BL: For all the things that I like about him, I think that Romm has a tendency to believe that it’s the short-term thing that really matters. And I tend to disagree with him on that. I tend to say that what really matters is that we get the innovation going. I think what Romm was probably predicting—and he’d probably be right about this—was that had Obama gone for climate legislation, we would have gotten a very Christmas tree, pork-laden cap and trade bill that would have done very little to offset global warming. It would have almost made us say, "Oh, okay, well we fixed that." It would have been a little bit how like Europe felt after we did the Kyoto Protocol. And the problem is that approach just wastes another 10 years. Going down the wrong path is not going to make this work out. We need to find smarter solutions.
TakePart: Can you rate President Obama’s environmental performance 30 months into his Presidency?
BL: I’m not American. I’m just not good enough to make that call.
TakePart: In 2009, at an economics conference in California, you asked former U.S. Vice President Al Gore if he would debate you on the merits of spending more money on health and education than on curbing carbon emissions. He respectfully declined your request. If given the opportunity to debate him on the topic, what would be the first question you would ask?
BL: I don’t think it is so much about asking Al Gore. It is more about engaging the American public, and everywhere, to be honest on what are the smart ways to spend money. One of the points that I’ve tried to emphasize is that we have better ways to spend money in the climate area. Not focusing on carbon cuts, which tend to be very expensive, but rather on innovation which is going to solve the problem much more because we are going to make green energy available.

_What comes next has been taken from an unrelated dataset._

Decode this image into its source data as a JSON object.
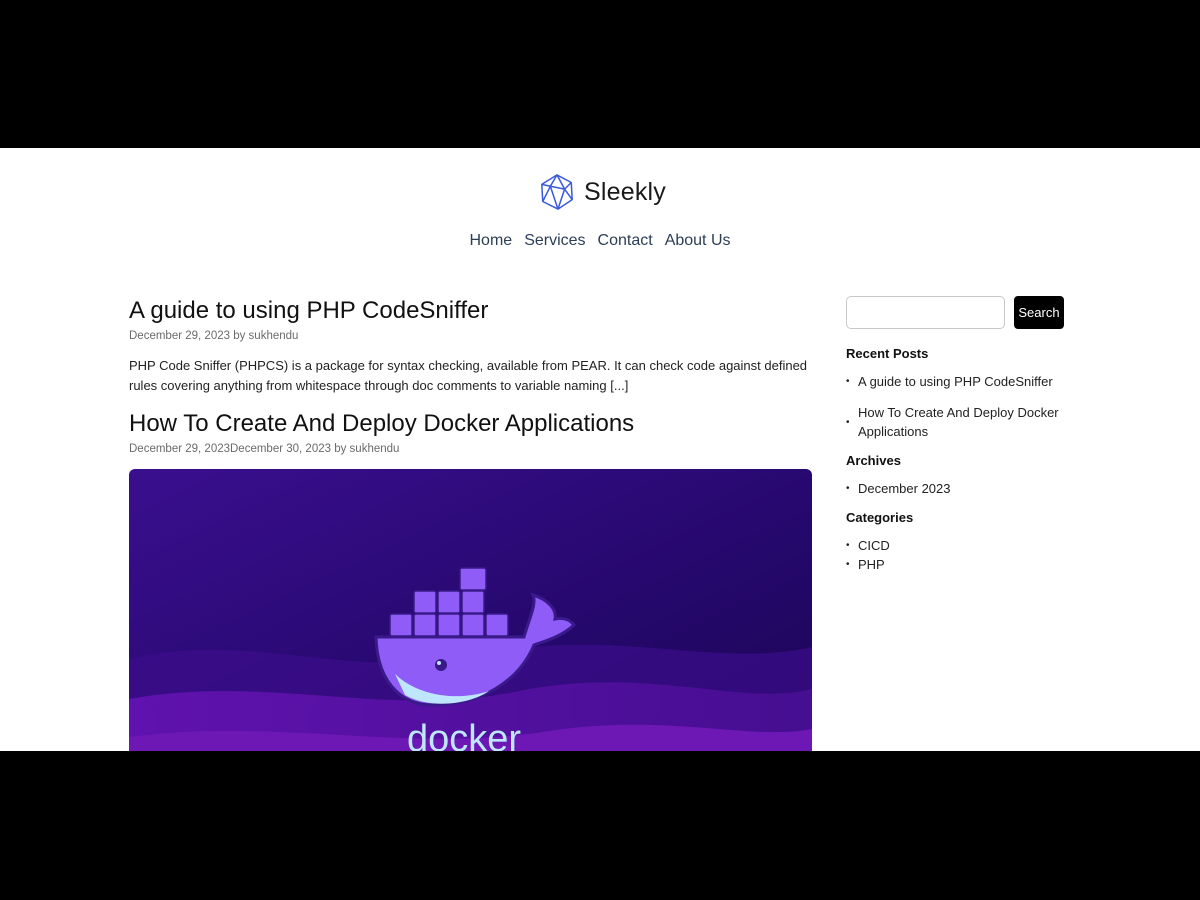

TakePart: What’s one thing a person can do for $5.00 or in less than five minutes to stop global warming?
BL: The honest answer is nothing. That’s a terrible answer, but it's true. I would love to be able to say that there is something that you can do that’s very, very simple. The real answer is that it has to be about stopping our politicians from making empty promises. That’s what we’ve been doing for the past 20 years, and it’s led us nowhere. We’ve got to start to ask them to invest in research and development.